Salinity guidelines for seed germination substrates call for low, difficult to attain levels. This study was conducted to determine the value of N, P, K, and S as preplant nutrients, with the anticipation that some could be eliminated to alleviate the high salinity problem in many substrates. Impatiens wallerana L. `Accent Rose' and Gomphrena globosa L. `Buddy' were tested in 288-cell plug trays containing a substrate of 3 sphagnum peat moss: 1 perlite (v/v) in two experiments. Seven preplant N, P, K, and S treatments, including none, all (each at 100 mg·L-1 of substrate), all minus one of each of the nutrients, and N at one additional rate of 50 mg·L-1, were tested. Postplant fertilization was applied to all treatments as 13 N-0.9P-10.8K at 50 mg·L-1 N beginning 1 week after sowing and was increased to 100 mg·L-1 N when the fourth true leaf appeared. The resultant seedlings were transplanted into 48-cell flats and grown into marketable stage for further evaluation. For maximum potential growth, N, P, K, and S were needed as preplant fertilizer. However, compact shoots, not maximum growth, are generally desired in commercial production.
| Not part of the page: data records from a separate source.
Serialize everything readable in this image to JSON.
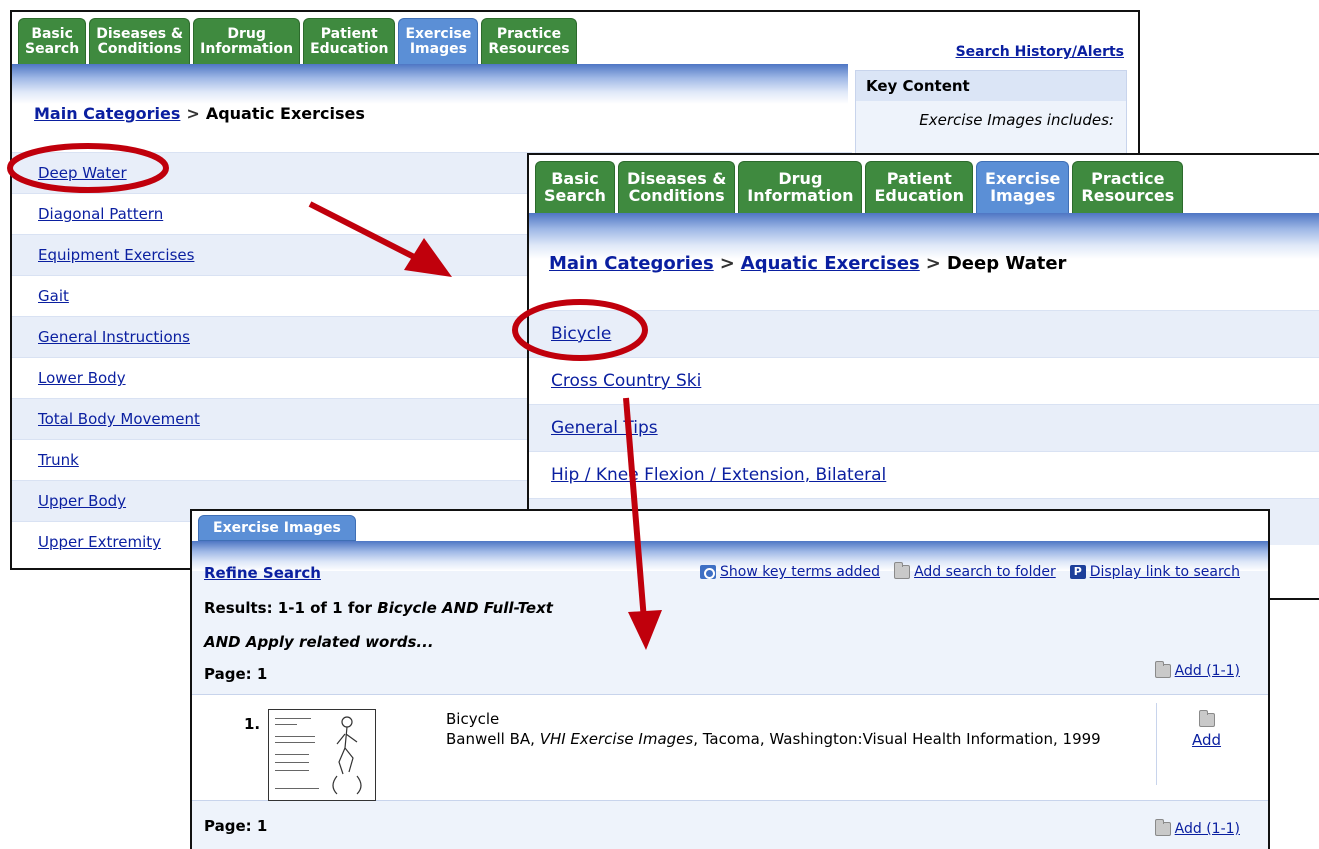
{
  "tabs": [
    {
      "line1": "Basic",
      "line2": "Search",
      "active": false
    },
    {
      "line1": "Diseases &",
      "line2": "Conditions",
      "active": false
    },
    {
      "line1": "Drug",
      "line2": "Information",
      "active": false
    },
    {
      "line1": "Patient",
      "line2": "Education",
      "active": false
    },
    {
      "line1": "Exercise",
      "line2": "Images",
      "active": true
    },
    {
      "line1": "Practice",
      "line2": "Resources",
      "active": false
    }
  ],
  "panel1": {
    "top_link": "Search History/Alerts",
    "breadcrumb": {
      "link": "Main Categories",
      "sep": ">",
      "current": "Aquatic Exercises"
    },
    "key_content": {
      "title": "Key Content",
      "text": "Exercise Images includes:"
    },
    "categories": [
      "Deep Water",
      "Diagonal Pattern",
      "Equipment Exercises",
      "Gait",
      "General Instructions",
      "Lower Body",
      "Total Body Movement",
      "Trunk",
      "Upper Body",
      "Upper Extremity"
    ]
  },
  "panel2": {
    "breadcrumb": {
      "link1": "Main Categories",
      "sep": ">",
      "link2": "Aquatic Exercises",
      "current": "Deep Water"
    },
    "items": [
      "Bicycle",
      "Cross Country Ski",
      "General Tips",
      "Hip / Knee Flexion / Extension, Bilateral"
    ]
  },
  "panel3": {
    "tab": "Exercise Images",
    "refine": "Refine Search",
    "tools": {
      "key_terms": "Show key terms added",
      "add_folder": "Add search to folder",
      "display_link": "Display link to search"
    },
    "results_label": "Results: 1-1 of 1 for",
    "query": "Bicycle AND Full-Text",
    "related": "AND Apply related words...",
    "page_label": "Page: 1",
    "add_range": "Add (1-1)",
    "result": {
      "number": "1.",
      "title": "Bicycle",
      "author": "Banwell BA,",
      "source": "VHI Exercise Images",
      "publisher": ", Tacoma, Washington:Visual Health Information, 1999",
      "add": "Add"
    }
  },
  "annotation_color": "#c0000c"
}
Thus, K and S can be omitted since their contribution to growth was only occasional and small. To further ensure a consistently desirable level of compactness, it was necessary to omit N or P or both in addition to K and S. Omission of N alone yielded the most desirable compact plant qualities, including suitable reduction in final seedling size. Omission of P alone yielded larger reductions in height and shoot dry weight of seedlings compared to N omission, and a delay of 2 to 4 days in flowering of bedding plants. Omission of the four nutrients, compared to -P, resulted in similar seedling growth reduction and bedding plant flower delay. Since N omission lowered the salt (electrical conductivity) level of substrate more than P omission and had no negative impact on subsequent bedding plant flowering compared to the other two treatments, N omission would be the more desirable of the three. However, N omission resulted in chlorotic seedlings, but these quickly turned green upon restoration of N. Omission of P or all four nutrients resulted in desirably deep green seedlings. Growth of gomphrena seedlings, a high-fertilizer requirement category of taxa, was suppressed when the preplant rate of N was 50 mg·L-1 compared to 100 mg·L-1, while growth of impatiens, a low-fertilizer requirement category of taxa, was essentially equivalent at these rates. Preplant additions of nutrients applied at 100 mg of nutrient element per liter of substrate lasted for the following numbers of days; NO3-N, 18-25 days; NH4-N, 12-20 days; K2O, 27 days; PO4-P, >35 days; and SO4-S, >35 days.